Outdoor play for different ages
Outdoor play helps babies learn about different surroundings and feel more comfortable with the world around them. Some ideas for outdoor play with your baby include:
enjoying tummy time on a blanket, towel or picnic rug
crawling on grass, under outdoor furniture or through old boxes
watching tree leaves and branches move and listening to birds
looking at different coloured cars, street signs or traffic light signals.
Toddlers are keen to explore the world around them and test out their growing physical skills. Outdoor play for your toddler might include:
throwing and chasing balls
wheeling, pushing or pulling different toys and objects
walking, running or jumping around trees, over stones or cracks in the footpath, into puddles or towards favourite objects
blowing bubbles and chasing them as they float away
playing in sand, mud or small amounts of water – but always supervise water play to prevent drowning accidents.
Preschoolers are learning to play with other children. They also like make-believe. You can help your child make the most of this stage with outdoor play ideas like:
playing games of chasey, hide-and-seek or kick-to-kick
crawling through tunnels or climbing over fallen trees
moving in different ways with colourful leaves, flowers, scarves or streamers
making mud pies with dirt and old cooking utensils
going on a nature walk together and naming all of the different sounds you hear
looking for birds, insects and new plants, and trying to name them
building a cubbyhouse out of boxes, clothes baskets or outdoor play equipment or furniture.
Outdoor play when it’s cold and wet
You and your child can play outside even in cold or wet weather.

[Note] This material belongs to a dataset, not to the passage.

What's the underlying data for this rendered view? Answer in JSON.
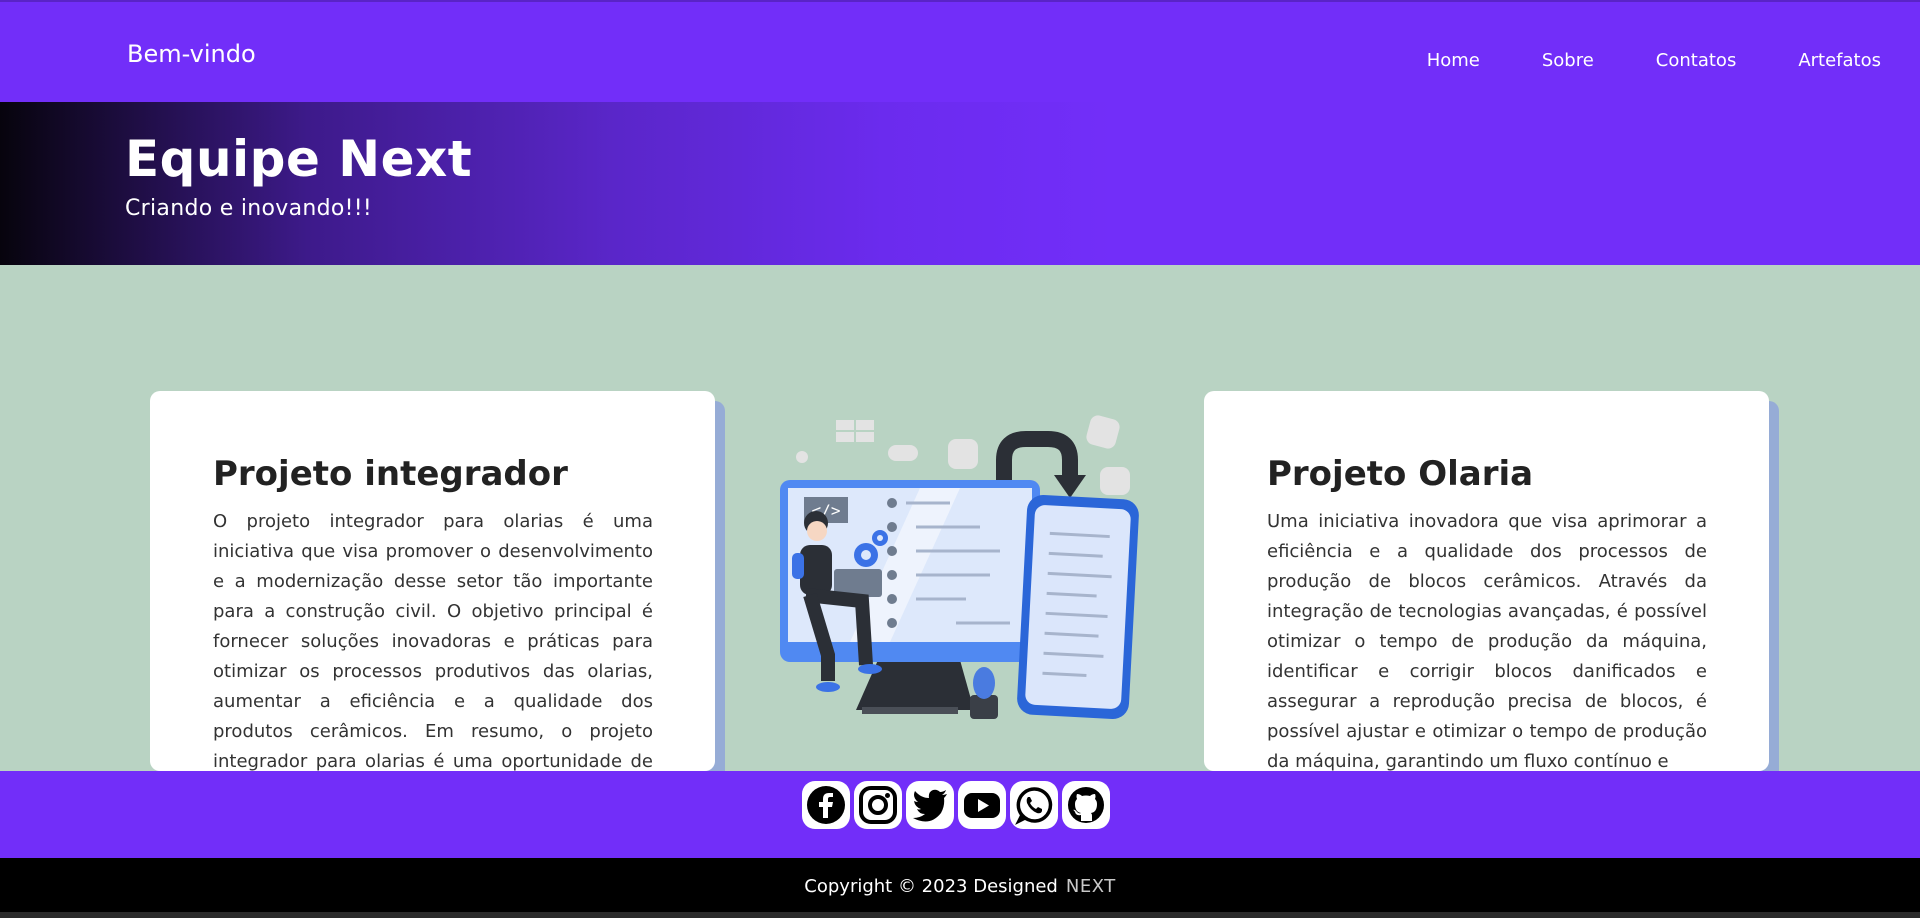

In fact, this kind of weather can fire up your child’s imagination and creativity.
If you’re heading outside, you can put on coats, hats and gloves. If it’s wet, dress up in gumboots and raincoats. An umbrella can be fun to take along too. Your child might have fun opening and closing it a few times.

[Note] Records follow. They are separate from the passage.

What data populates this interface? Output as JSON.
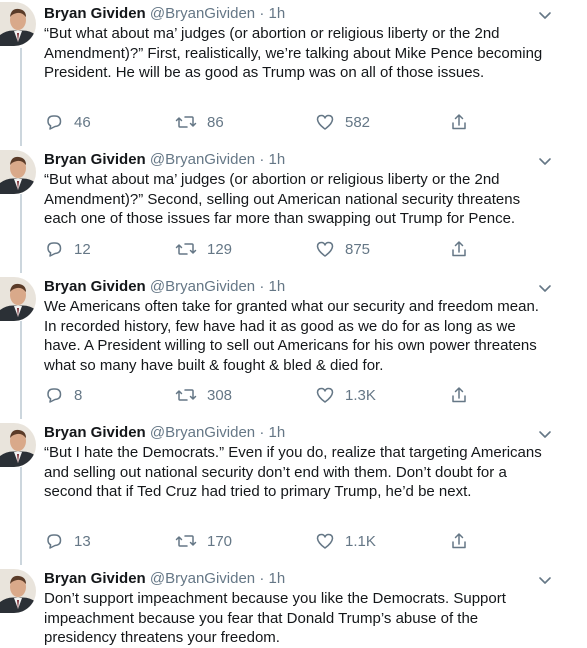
{
  "tweets": [
    {
      "name": "Bryan Gividen",
      "handle": "@BryanGividen",
      "time": "· 1h",
      "text": "“But what about ma’ judges (or abortion or religious liberty or the 2nd Amendment)?” First, realistically, we’re talking about Mike Pence becoming President. He will be as good as Trump was on all of those issues.",
      "replies": "46",
      "retweets": "86",
      "likes": "582"
    },
    {
      "name": "Bryan Gividen",
      "handle": "@BryanGividen",
      "time": "· 1h",
      "text": "“But what about ma’ judges (or abortion or religious liberty or the 2nd Amendment)?” Second, selling out American national security threatens each one of those issues far more than swapping out Trump for Pence.",
      "replies": "12",
      "retweets": "129",
      "likes": "875"
    },
    {
      "name": "Bryan Gividen",
      "handle": "@BryanGividen",
      "time": "· 1h",
      "text": "We Americans often take for granted what our security and freedom mean. In recorded history, few have had it as good as we do for as long as we have. A President willing to sell out Americans for his own power threatens what so many have built & fought & bled & died for.",
      "replies": "8",
      "retweets": "308",
      "likes": "1.3K"
    },
    {
      "name": "Bryan Gividen",
      "handle": "@BryanGividen",
      "time": "· 1h",
      "text": "“But I hate the Democrats.” Even if you do, realize that targeting Americans and selling out national security don’t end with them. Don’t doubt for a second that if Ted Cruz had tried to primary Trump, he’d be next.",
      "replies": "13",
      "retweets": "170",
      "likes": "1.1K"
    },
    {
      "name": "Bryan Gividen",
      "handle": "@BryanGividen",
      "time": "· 1h",
      "text": "Don’t support impeachment because you like the Democrats. Support impeachment because you fear that Donald Trump’s abuse of the presidency threatens your freedom."
    }
  ],
  "icons": {
    "reply": "reply-icon",
    "retweet": "retweet-icon",
    "like": "heart-icon",
    "share": "share-icon",
    "caret": "chevron-down-icon"
  },
  "colors": {
    "text": "#14171a",
    "secondary": "#657786",
    "thread_line": "#ccd6dd"
  }
}
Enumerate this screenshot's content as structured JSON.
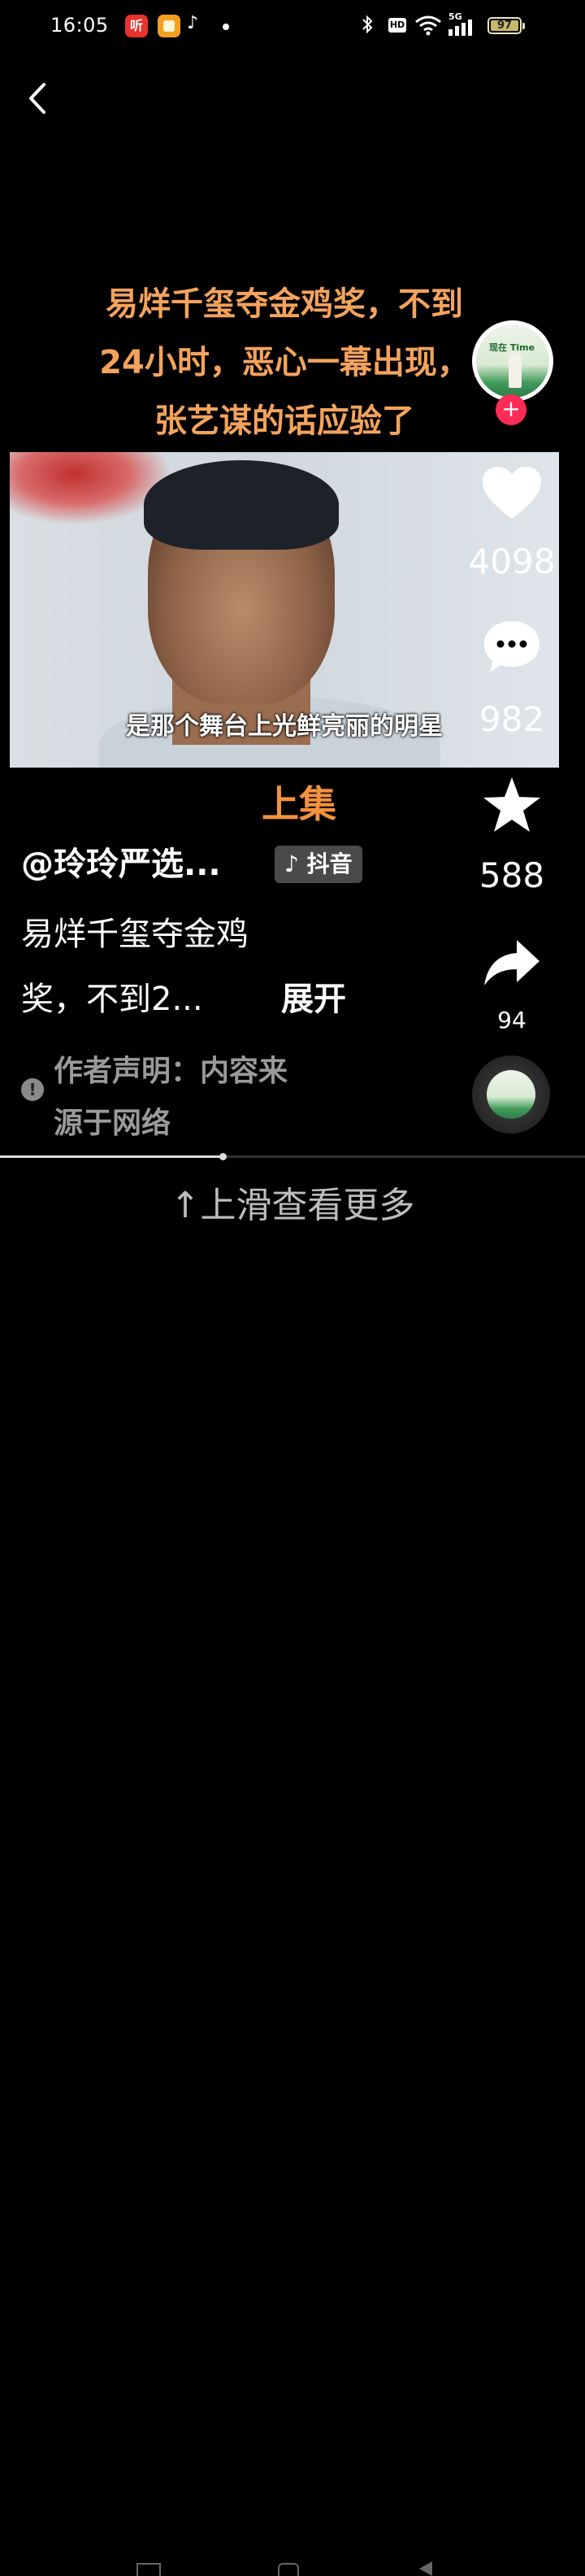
{
  "status_bar": {
    "time": "16:05",
    "app1_glyph": "听",
    "network": "5G",
    "hd": "HD",
    "battery": "97"
  },
  "video": {
    "title_lines": [
      "易烊千玺夺金鸡奖，不到",
      "24小时，恶心一幕出现，",
      "张艺谋的话应验了"
    ],
    "subtitle": "是那个舞台上光鲜亮丽的明星",
    "progress": 0.38
  },
  "actions": {
    "likes": "4098",
    "comments": "982",
    "favorites": "588",
    "shares": "94"
  },
  "info": {
    "prev_episode": "上集",
    "author": "@玲玲严选...",
    "source_badge": "抖音",
    "desc_line1": "易烊千玺夺金鸡",
    "desc_line2": "奖，不到2...",
    "expand": "展开",
    "declaration_lines": [
      "作者声明：内容来",
      "源于网络"
    ]
  },
  "avatar_text": "现在 Time",
  "footer": {
    "swipe_hint": "↑上滑查看更多"
  }
}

Here are outdoor ideas for cold or wet weather:
Show your child what the beach looks like in wild weather, or visit parks and gardens when the plants are all wet and glossy.

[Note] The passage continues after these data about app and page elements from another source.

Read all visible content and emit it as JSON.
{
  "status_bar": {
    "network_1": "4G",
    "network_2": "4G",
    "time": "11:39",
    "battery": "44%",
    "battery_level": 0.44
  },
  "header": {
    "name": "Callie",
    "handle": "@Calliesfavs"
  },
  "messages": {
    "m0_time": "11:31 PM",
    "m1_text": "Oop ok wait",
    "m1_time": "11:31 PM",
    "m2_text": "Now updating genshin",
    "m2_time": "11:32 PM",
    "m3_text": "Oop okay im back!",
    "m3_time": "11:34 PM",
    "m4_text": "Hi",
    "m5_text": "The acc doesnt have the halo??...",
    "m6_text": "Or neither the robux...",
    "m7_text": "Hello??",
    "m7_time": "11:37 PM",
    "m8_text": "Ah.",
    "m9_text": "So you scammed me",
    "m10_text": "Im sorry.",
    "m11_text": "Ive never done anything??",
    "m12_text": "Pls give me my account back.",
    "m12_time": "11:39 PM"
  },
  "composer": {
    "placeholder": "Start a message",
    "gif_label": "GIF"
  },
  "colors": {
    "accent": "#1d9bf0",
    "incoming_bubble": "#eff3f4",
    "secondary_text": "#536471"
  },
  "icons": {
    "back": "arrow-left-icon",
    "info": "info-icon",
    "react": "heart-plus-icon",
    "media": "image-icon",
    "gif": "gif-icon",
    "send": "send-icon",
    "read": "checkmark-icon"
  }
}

Look for some big puddles to jump in.
If it’s darker, let your child play with a torch when you go out for a walk.
Gather leaves, sticks, shells and stones from outside. You can take them inside and use them for sorting, painting or building.
On a windy day, you can try flying kites, chasing leaves – or helping them ‘fly’ – and trying to find places to hide from the wind outside.
Bumps and bruises when playing outside
It’s natural to worry that your child could get hurt when playing outside. And sometimes your child might be worried about trying something new. These are natural worries, but they shouldn’t keep your child from playing outside.
It’s OK for your child to push the play boundaries outside, where they have room to run faster, climb higher and jump further.
It might mean some tears, a scrape or a fall, but ‘risky play’ helps your child learn from mistakes and bounce back.
Children who have been kept away from these outdoor experiences are more likely to get seriously hurt when they have outdoor experiences.
Australian Government Department of Health. (2021). Physical activity and exercise guidelines for all Australians. Australian Government Department of Health. Retrieved 12 April 2022 from https://www.health.gov.au/health-topics/physical-activity-and-exercise/physical-activity-and-exercise-guidelines-for-all-australians.
Burdette, H.L., Whitaker, R.C., & Daniels, S.R. (2004). Parental report of outdoor playtime as a measure of physical activity in preschool-aged children. Archives of Pediatrics and Adolescent Medicine, 158(4), 353-357. https://doi.org/10.1001/archpedi.158.4.353.
Canadian Public Health Association. (2019). Risk, hazard, and play: What are risks and hazards? Canadian Public Health Association. Retrieved 12 April 2022 from https://www.cpha.ca/risk-hazard-and-play-what-are-risks-and-hazards.